  2. Great Post!

    Seems like you had a wonderful time in Taiwan! Honestly (and this is not because one half of Shallots and Chalets is Taiwan, nor because the other half lived there for a few years), Taiwan is such an under-rated destination. The food, culture, transportation and ease of finding rich travel experiences makes Taiwan a world-class destination. It just gets overshadowed by places like China, Japan and south-east Asia in general.

    Thanks for sharing your experiences with us!


    S&C (Mikey and Micky)

    • Too true, we had never heard that many people recommend it, but now we have tasted just a little bit we want to explore more of Taiwan. It is the real hidden gem in Asia.

  3. Steven Crook says:

    Great to hear you had a good time in Taiwan. I’ve been here 21 years (and have written three books about it) and have never come close to feeling bored.

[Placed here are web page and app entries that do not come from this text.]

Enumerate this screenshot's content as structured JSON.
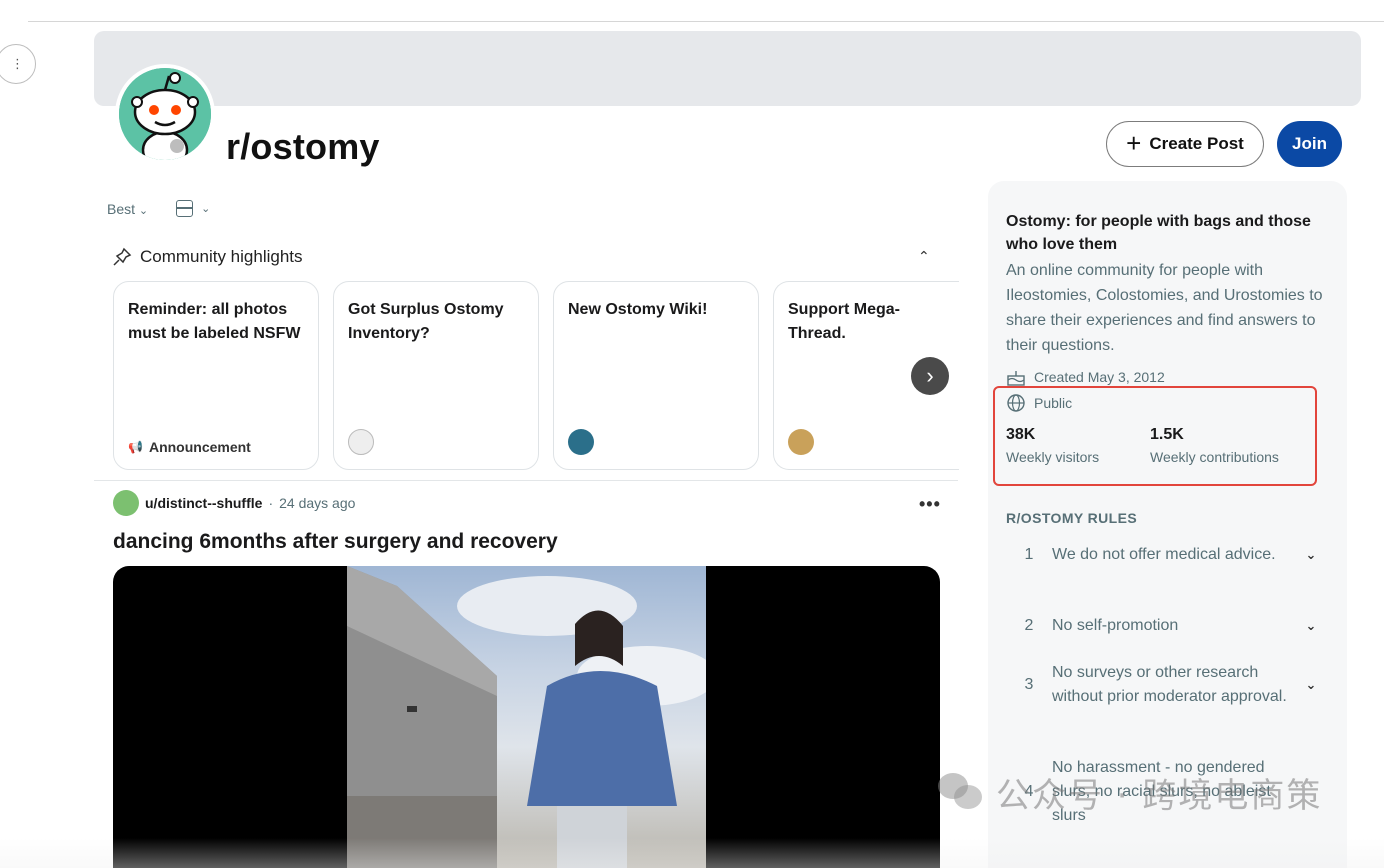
{
  "subreddit": {
    "name": "r/ostomy",
    "create_post_label": "Create Post",
    "join_label": "Join"
  },
  "feed_controls": {
    "sort_label": "Best"
  },
  "highlights": {
    "heading": "Community highlights",
    "cards": [
      {
        "title": "Reminder: all photos must be labeled NSFW",
        "footer": "Announcement"
      },
      {
        "title": "Got Surplus Ostomy Inventory?",
        "footer": ""
      },
      {
        "title": "New Ostomy Wiki!",
        "footer": ""
      },
      {
        "title": "Support Mega-Thread.",
        "footer": ""
      }
    ]
  },
  "post": {
    "author": "u/distinct--shuffle",
    "age": "24 days ago",
    "title": "dancing 6months after surgery and recovery"
  },
  "sidebar": {
    "title": "Ostomy: for people with bags and those who love them",
    "description": "An online community for people with Ileostomies, Colostomies, and Urostomies to share their experiences and find answers to their questions.",
    "created": "Created May 3, 2012",
    "visibility": "Public",
    "stats": [
      {
        "value": "38K",
        "label": "Weekly visitors"
      },
      {
        "value": "1.5K",
        "label": "Weekly contributions"
      }
    ],
    "rules_heading": "R/OSTOMY RULES",
    "rules": [
      {
        "num": "1",
        "text": "We do not offer medical advice."
      },
      {
        "num": "2",
        "text": "No self-promotion"
      },
      {
        "num": "3",
        "text": "No surveys or other research without prior moderator approval."
      },
      {
        "num": "4",
        "text": "No harassment - no gendered slurs, no racial slurs, no ableist slurs"
      }
    ]
  },
  "watermark": {
    "text": "公众号 · 跨境电商策"
  },
  "colors": {
    "join_button": "#0b49a5",
    "avatar_bg": "#5cc2a5",
    "highlight_box": "#e2453c"
  }
}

    I wouldn’t say many Taiwanese believe in Falun Gong. Most people I know regard it as a cult. However, Taiwanese can protest whenever they like, and Falun Gong believers make a point of showing up where Chinese tourists are common in order to denounce Communist persecution.

    By the way, the neighborhood you stayed in is spelled Ximen (not Ximin) and more usually called Ximending.

    Keep up the good work on your blog!

    Steven Crook